WHAT THE TASK REQUIRES = Count up the lines below where the word "main" shows up, and respond with the number alone.

[Page and application data records]
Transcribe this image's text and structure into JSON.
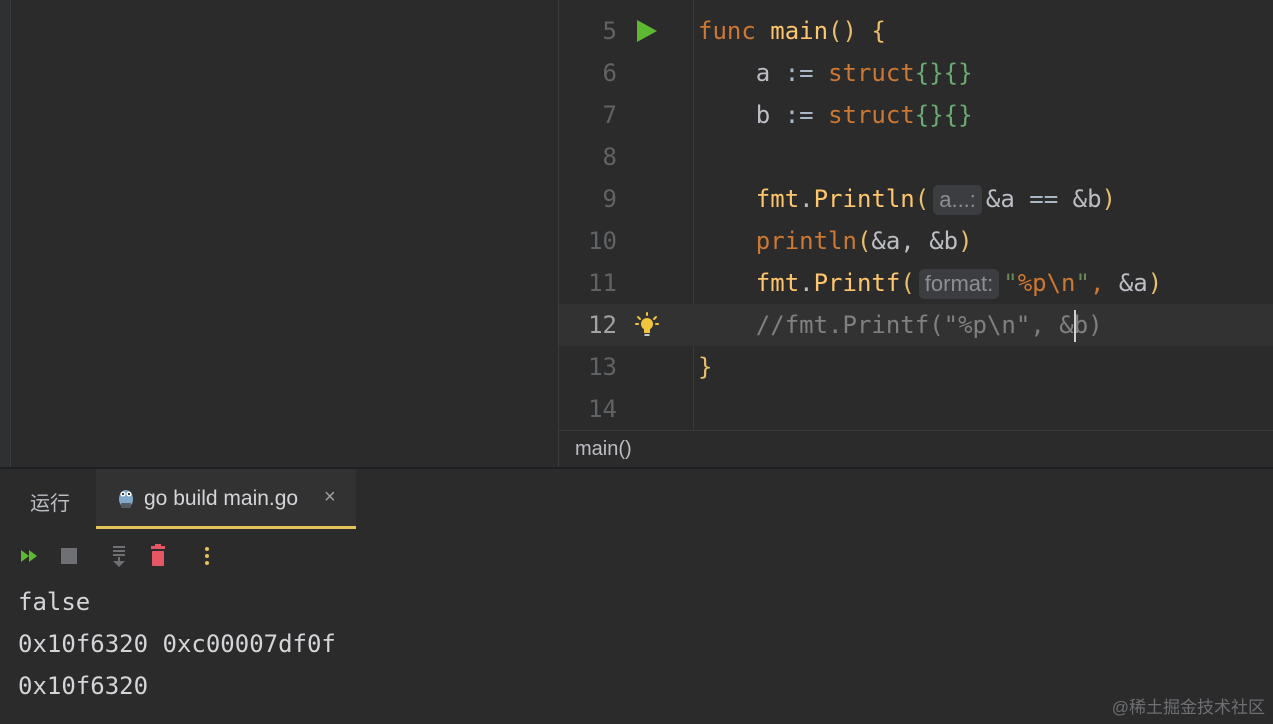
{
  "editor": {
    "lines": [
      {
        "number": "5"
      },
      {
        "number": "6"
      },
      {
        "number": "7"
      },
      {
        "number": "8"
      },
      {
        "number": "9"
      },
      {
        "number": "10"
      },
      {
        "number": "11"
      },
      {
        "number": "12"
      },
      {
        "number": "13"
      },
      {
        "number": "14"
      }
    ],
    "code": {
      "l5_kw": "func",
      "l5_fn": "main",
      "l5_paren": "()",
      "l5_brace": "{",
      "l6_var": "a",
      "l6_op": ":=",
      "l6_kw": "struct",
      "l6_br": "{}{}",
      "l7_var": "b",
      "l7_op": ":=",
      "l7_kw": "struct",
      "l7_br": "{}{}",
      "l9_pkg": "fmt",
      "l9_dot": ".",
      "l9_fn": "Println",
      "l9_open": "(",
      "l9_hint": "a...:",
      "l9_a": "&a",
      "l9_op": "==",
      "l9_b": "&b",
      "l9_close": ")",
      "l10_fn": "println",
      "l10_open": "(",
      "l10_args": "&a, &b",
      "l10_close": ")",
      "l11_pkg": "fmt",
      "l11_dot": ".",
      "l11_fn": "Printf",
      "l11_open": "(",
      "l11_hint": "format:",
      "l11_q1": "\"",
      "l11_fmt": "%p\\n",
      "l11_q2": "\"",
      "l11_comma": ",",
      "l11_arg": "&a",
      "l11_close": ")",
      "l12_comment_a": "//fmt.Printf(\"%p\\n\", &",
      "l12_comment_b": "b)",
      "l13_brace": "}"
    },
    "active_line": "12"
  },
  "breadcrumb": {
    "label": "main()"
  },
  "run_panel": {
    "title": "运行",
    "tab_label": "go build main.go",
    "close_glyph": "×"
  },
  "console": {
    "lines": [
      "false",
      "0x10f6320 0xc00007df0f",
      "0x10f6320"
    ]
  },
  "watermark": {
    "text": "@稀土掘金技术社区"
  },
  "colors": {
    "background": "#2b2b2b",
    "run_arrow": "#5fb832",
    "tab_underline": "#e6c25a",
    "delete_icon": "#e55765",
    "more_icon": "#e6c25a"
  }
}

ANSWER TO THIS TASK = 3